If she wants to pursue her own musical direction – well, a klap will put her back in her place. It actually helps if, in the course of a ten-year relationship, begun when she was a child, he can tempt or more likely drive her to drink or drugs. It makes her more vulnerable, and gives him – as we have just seen – a fake excuse for the klaps, since the sexist ‘bad woman’ stereotype continues to influence some fools. (He was sitting quietly in the corner sipping organic spring water all the while, I suppose…)

Let’s remember the late Brenda Fassie: equally talented but equally — and often literally — in the hands of a succession of older male impressarios and managers since her early teens. How they loved to bill her as “little” Brenda long after she was a grown woman. How promoters desiring only compliant bankability enabled her addictions. How some male band-mates, awash with crocodile tears, described her indiscretions and boasted with relish about “keeping her in order”. And how a far more perceptive Hugh Masekela saw that, but saw more – a “super arranger…teach[ing] new bass lines, dictating rhythm and harmony parts, scatting drum grooves…”:  a musician.


We know how that story ended.

Join the dots. It’s time to stop even asking: “Did she drink?” “Why didn’t she leave him?” It’s time for less lurid, slavering media coverage of relationships, and more serious journalistic investigation of what life is really like for talented kids trying to make it in music.
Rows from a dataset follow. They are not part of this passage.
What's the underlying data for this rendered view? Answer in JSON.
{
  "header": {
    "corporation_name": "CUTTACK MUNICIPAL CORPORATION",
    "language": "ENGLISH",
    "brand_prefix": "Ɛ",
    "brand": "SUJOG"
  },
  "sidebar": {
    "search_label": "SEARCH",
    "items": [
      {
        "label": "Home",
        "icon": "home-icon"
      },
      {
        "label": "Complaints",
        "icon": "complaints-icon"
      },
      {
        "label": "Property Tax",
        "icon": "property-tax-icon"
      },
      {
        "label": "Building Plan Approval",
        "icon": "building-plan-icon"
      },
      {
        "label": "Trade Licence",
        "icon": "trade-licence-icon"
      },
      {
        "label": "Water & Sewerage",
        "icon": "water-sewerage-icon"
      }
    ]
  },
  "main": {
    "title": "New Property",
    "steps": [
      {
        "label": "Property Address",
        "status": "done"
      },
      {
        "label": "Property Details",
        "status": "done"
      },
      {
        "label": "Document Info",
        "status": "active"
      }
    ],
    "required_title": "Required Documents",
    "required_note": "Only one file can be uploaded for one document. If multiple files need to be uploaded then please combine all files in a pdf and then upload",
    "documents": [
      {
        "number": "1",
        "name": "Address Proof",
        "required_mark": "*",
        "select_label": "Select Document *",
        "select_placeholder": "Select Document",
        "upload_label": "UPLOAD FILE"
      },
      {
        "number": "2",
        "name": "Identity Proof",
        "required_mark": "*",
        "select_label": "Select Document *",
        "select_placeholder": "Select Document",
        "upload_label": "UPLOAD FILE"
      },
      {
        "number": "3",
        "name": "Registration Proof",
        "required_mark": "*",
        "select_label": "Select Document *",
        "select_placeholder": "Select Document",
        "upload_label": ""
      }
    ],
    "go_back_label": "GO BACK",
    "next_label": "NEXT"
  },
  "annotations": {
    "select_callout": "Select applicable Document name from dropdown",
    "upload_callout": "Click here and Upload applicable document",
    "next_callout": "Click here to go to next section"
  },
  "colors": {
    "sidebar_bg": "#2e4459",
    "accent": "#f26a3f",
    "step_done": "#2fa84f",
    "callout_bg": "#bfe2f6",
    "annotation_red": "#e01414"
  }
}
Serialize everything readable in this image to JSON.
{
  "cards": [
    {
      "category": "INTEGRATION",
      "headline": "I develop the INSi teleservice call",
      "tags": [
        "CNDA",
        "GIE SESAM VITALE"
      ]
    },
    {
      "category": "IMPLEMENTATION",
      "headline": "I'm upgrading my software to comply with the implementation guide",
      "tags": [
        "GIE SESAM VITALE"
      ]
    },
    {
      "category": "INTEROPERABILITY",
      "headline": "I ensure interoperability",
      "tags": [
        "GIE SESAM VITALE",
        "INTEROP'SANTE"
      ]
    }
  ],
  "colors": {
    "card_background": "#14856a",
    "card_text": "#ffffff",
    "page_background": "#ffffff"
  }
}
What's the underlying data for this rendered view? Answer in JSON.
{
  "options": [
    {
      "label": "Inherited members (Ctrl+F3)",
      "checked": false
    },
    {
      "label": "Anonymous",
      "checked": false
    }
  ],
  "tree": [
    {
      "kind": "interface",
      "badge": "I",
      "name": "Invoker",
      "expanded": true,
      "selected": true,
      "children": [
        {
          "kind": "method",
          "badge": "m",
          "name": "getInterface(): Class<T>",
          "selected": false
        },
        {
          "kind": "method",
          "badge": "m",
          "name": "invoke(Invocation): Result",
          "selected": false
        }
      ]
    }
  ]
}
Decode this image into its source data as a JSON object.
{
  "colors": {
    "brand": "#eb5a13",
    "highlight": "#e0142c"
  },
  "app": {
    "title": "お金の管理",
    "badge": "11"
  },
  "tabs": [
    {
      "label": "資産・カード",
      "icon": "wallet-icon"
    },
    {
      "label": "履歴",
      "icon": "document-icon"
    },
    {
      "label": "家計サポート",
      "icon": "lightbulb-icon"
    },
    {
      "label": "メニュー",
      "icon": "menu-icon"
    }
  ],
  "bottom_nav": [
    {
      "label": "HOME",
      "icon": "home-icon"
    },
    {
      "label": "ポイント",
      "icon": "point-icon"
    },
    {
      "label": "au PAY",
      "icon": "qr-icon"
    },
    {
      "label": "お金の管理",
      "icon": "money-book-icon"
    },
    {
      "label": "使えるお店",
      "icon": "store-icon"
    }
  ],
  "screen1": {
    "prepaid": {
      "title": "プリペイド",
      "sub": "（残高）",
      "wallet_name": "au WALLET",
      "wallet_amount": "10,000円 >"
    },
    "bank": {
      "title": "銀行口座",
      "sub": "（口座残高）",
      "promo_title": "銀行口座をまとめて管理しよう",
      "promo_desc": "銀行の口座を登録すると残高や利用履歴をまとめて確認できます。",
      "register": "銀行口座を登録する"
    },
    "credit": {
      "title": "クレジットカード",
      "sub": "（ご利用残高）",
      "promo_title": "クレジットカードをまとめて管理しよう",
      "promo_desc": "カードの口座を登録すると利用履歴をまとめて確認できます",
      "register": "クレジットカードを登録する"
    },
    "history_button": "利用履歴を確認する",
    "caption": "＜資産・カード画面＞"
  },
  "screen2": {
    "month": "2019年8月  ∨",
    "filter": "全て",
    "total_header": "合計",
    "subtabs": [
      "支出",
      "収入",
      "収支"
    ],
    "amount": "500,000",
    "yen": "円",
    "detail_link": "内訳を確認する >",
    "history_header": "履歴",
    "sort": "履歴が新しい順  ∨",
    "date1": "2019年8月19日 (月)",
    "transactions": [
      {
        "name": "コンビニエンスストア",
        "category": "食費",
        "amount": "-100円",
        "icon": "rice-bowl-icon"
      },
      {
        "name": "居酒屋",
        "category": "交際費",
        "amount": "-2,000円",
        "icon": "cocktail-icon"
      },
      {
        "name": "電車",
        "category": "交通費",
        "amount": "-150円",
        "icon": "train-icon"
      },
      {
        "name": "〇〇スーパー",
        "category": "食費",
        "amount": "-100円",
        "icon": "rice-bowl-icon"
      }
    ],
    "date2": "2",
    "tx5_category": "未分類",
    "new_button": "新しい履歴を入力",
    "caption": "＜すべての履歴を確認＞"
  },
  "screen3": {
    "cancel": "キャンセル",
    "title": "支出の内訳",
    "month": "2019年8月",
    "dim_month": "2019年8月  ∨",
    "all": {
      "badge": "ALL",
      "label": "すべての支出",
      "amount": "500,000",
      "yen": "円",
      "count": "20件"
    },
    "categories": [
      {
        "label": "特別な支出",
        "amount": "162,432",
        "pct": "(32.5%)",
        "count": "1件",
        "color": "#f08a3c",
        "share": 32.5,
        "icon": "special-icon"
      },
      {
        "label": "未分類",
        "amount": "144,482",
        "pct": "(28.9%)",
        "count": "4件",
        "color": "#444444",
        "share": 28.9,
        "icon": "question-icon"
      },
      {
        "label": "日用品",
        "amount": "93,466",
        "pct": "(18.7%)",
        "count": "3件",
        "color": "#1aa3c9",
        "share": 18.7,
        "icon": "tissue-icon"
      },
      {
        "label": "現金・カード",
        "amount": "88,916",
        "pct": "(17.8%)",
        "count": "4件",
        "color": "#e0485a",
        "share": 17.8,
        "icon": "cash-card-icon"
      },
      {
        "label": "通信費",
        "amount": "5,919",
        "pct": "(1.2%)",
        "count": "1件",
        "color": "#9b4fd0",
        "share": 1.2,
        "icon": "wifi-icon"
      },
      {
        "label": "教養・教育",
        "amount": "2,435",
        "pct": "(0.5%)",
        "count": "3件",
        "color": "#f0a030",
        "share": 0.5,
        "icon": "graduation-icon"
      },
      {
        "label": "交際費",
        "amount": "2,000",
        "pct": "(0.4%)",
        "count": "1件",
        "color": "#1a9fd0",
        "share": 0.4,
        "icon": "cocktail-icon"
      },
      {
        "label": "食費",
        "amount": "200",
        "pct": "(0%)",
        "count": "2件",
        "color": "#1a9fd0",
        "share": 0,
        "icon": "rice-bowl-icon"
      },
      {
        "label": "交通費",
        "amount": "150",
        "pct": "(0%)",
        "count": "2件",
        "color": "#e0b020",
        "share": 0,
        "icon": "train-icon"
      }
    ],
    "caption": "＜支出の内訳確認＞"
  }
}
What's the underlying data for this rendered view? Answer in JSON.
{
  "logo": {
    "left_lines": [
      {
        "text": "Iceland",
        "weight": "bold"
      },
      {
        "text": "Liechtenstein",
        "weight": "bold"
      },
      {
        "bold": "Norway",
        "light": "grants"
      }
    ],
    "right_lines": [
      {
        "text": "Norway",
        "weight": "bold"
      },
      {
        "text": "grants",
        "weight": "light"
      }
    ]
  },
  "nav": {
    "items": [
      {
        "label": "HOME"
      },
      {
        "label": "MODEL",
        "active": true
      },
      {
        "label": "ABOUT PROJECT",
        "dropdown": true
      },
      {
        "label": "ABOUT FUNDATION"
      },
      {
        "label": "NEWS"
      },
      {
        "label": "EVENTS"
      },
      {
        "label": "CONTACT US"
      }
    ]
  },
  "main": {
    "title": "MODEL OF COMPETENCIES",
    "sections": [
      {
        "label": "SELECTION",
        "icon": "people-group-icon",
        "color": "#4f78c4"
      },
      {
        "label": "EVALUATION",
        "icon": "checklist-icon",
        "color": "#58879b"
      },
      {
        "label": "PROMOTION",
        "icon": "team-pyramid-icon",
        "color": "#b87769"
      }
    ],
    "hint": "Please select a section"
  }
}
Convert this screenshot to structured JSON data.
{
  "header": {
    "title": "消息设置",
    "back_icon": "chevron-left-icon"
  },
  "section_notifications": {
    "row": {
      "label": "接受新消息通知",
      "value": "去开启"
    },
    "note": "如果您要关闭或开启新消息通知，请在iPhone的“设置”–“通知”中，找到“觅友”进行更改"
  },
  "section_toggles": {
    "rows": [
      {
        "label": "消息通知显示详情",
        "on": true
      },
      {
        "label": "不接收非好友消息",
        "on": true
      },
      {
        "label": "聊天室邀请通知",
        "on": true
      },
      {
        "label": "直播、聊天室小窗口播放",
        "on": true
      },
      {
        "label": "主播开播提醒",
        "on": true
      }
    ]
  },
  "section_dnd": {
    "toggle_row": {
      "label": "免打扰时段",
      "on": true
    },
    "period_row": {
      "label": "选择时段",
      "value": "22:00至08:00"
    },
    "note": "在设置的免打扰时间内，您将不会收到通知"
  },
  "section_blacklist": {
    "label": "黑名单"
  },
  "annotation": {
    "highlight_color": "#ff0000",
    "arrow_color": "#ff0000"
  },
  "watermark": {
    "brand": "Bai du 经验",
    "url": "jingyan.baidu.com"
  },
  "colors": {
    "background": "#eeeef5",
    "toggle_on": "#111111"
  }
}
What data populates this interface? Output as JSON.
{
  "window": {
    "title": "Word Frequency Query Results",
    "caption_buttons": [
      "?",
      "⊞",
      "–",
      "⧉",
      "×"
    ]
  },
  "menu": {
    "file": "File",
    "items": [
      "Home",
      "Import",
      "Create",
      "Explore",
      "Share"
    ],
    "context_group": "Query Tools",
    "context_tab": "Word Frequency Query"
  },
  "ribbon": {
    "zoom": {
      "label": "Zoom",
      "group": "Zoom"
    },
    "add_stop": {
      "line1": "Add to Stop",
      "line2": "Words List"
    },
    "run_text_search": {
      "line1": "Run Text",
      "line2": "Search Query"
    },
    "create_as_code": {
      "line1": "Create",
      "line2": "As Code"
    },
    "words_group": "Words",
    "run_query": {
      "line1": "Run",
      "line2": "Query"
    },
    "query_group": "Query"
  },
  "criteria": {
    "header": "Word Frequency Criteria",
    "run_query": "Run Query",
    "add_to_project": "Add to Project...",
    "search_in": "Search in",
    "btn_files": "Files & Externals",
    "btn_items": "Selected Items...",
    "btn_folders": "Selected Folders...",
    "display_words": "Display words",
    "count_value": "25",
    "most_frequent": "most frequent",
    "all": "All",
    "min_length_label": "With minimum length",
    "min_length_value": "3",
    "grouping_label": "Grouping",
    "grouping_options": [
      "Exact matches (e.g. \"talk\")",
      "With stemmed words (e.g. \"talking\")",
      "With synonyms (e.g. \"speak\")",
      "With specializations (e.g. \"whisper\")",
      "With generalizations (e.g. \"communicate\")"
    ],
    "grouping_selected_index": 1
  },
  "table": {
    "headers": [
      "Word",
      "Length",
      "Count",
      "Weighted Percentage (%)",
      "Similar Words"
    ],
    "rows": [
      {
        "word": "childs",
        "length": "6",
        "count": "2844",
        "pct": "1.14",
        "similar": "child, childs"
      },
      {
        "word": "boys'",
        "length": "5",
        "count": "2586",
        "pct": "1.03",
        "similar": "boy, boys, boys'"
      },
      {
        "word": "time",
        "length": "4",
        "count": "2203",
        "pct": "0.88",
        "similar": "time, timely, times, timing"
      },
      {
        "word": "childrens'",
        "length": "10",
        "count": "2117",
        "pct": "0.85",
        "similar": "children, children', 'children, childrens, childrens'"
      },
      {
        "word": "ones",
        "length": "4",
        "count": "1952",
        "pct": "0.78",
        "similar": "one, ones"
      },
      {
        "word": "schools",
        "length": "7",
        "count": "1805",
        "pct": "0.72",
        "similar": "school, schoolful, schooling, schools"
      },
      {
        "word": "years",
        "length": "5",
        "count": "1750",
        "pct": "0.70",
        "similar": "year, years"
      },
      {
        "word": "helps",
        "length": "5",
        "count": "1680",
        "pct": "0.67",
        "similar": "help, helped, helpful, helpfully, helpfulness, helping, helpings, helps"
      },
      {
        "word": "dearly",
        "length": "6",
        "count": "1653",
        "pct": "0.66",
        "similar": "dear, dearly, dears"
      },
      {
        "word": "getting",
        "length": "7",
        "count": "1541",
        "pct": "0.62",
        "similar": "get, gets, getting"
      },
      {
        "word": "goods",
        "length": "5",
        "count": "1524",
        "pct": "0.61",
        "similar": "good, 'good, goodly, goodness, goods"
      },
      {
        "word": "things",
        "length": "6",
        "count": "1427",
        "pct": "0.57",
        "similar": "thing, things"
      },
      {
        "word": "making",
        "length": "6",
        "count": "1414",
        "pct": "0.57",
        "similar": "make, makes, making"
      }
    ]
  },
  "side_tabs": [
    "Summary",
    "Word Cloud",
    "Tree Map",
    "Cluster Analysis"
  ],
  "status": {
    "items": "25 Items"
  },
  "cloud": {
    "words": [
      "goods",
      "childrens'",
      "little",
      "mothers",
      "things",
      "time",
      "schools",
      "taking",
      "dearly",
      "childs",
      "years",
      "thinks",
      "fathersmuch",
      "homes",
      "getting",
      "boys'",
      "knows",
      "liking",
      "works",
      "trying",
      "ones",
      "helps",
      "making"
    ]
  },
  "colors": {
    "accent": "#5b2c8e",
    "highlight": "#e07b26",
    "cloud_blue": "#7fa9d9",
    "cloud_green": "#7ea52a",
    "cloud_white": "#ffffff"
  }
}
It’s time for creating circles of mentorship that aspiring young women artists can access without the exploitative baggage. It’s time to simply say: you can build your own career – lord knows, you’re talented enough. And you’re not alone: we’re with you.

PS Sometimes a cartoonist gets it absolutely right: